What was your experience like working with your acting doppelgangers?
[Tanto] “We made strong bonds with the actors that played us. I shared experiences with Pablo (Schreiber) about some of my views and my mindset. I even took him to the shooting range to show him how to properly shoot after those Navy SEALs that trained him screwed him up. We would Skype or talk on the phone during filming and we all remain close to this day. They did a great job respecting our story.”
What did you think of Michael Bay’s approach to the movie?
[Tanto] “He’s a bit underrated and he did a fantastic job capturing the spirit. He didn’t overdue it. He actually toned it down a bit to get the respect that we needed.”
[Tig] “I think 13 Hours might be the least “Michael Bay” type movie that he’s ever done.”
When the time comes to see the completed movie, will you watch it? Will you allow your families to watch it?
[Tig] “I probably won’t let my twins see it for a while since they’re so young.”

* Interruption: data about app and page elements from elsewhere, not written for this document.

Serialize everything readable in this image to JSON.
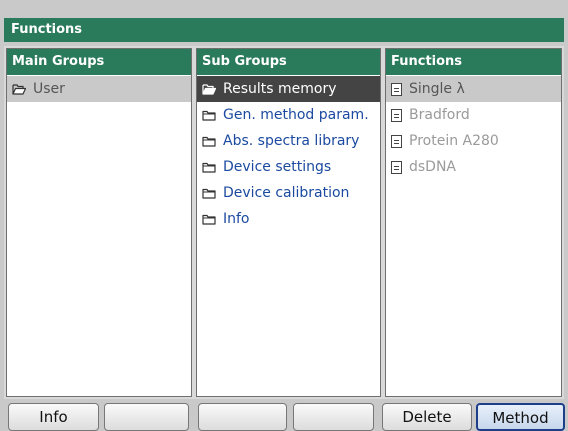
{
  "window": {
    "title": "Functions"
  },
  "panes": {
    "main_groups": {
      "header": "Main Groups",
      "items": [
        {
          "label": "User",
          "icon": "folder-open-icon"
        }
      ]
    },
    "sub_groups": {
      "header": "Sub Groups",
      "items": [
        {
          "label": "Results memory",
          "icon": "folder-open-icon",
          "selected": true
        },
        {
          "label": "Gen. method param.",
          "icon": "folder-icon"
        },
        {
          "label": "Abs. spectra library",
          "icon": "folder-icon"
        },
        {
          "label": "Device settings",
          "icon": "folder-icon"
        },
        {
          "label": "Device calibration",
          "icon": "folder-icon"
        },
        {
          "label": "Info",
          "icon": "folder-icon"
        }
      ]
    },
    "functions": {
      "header": "Functions",
      "items": [
        {
          "label": "Single λ",
          "icon": "document-icon",
          "highlighted": true
        },
        {
          "label": "Bradford",
          "icon": "document-icon"
        },
        {
          "label": "Protein A280",
          "icon": "document-icon"
        },
        {
          "label": "dsDNA",
          "icon": "document-icon"
        }
      ]
    }
  },
  "softkeys": [
    {
      "label": "Info"
    },
    {
      "label": ""
    },
    {
      "label": ""
    },
    {
      "label": ""
    },
    {
      "label": "Delete"
    },
    {
      "label": "Method",
      "active": true
    }
  ],
  "colors": {
    "header_green": "#2a7b5b",
    "selection_dark": "#444444",
    "link_blue": "#1b4aa0",
    "disabled_gray": "#9a9a9a",
    "active_softkey_border": "#1d3f8a"
  }
}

[Oz] “I’m looking forward to seeing it even though there will be some difficult and emotional parts. I’ll bring plenty of tissue for Tanto. My wife will probably have a more difficult time with it seeing what actually happened.”
[Tanto] “I’m going to see it when I have to see it and just get it over with. I know it’s going to be a very good movie because I’ve been impressed with what I’ve seen so far. It’s going to be therapeutic and will help get those demons out. Emotionally it’ll be hard but I do want to see it.”
Are there any residual hard feelings towards the way the US government handled this particular situation?
[Oz] “No, not from me. The government is the government and they’re going to do what they can with what they’ve got, just like us. If you go with that philosophy you’re not going to be disappointed.”
[Tanto] “Government, no but politicians, yeah. The only thing that really bothers me is that they tried to use as an agenda which is why we came out and did the book. The truth was completely torn and misrepresented. Even just the honoring of those that died was turning into a political event. I’m not a political person but even less so now from what I’ve seen from people in different positions just trying to benefit themselves.”
Being released in January, 13 Hours: The Secret Soldiers of Benghazi feels a bit misplaced. All of the elements are present that normally makes for a good summer season movie but that was not to be the case here. Hopefully the weather isn’t a huge deterrent in colder cities because it would be a shame for the action, drama, thriller to go unseen. The pace is fast and the view is unflinching from beginning to end as audiences become emotionally vested in the outcomes of each and every fascinating character. Check it out in theaters now and if you’re one of those reader types, here’s a convenient link to Amazon in case you want to read the book to learn more about this incident.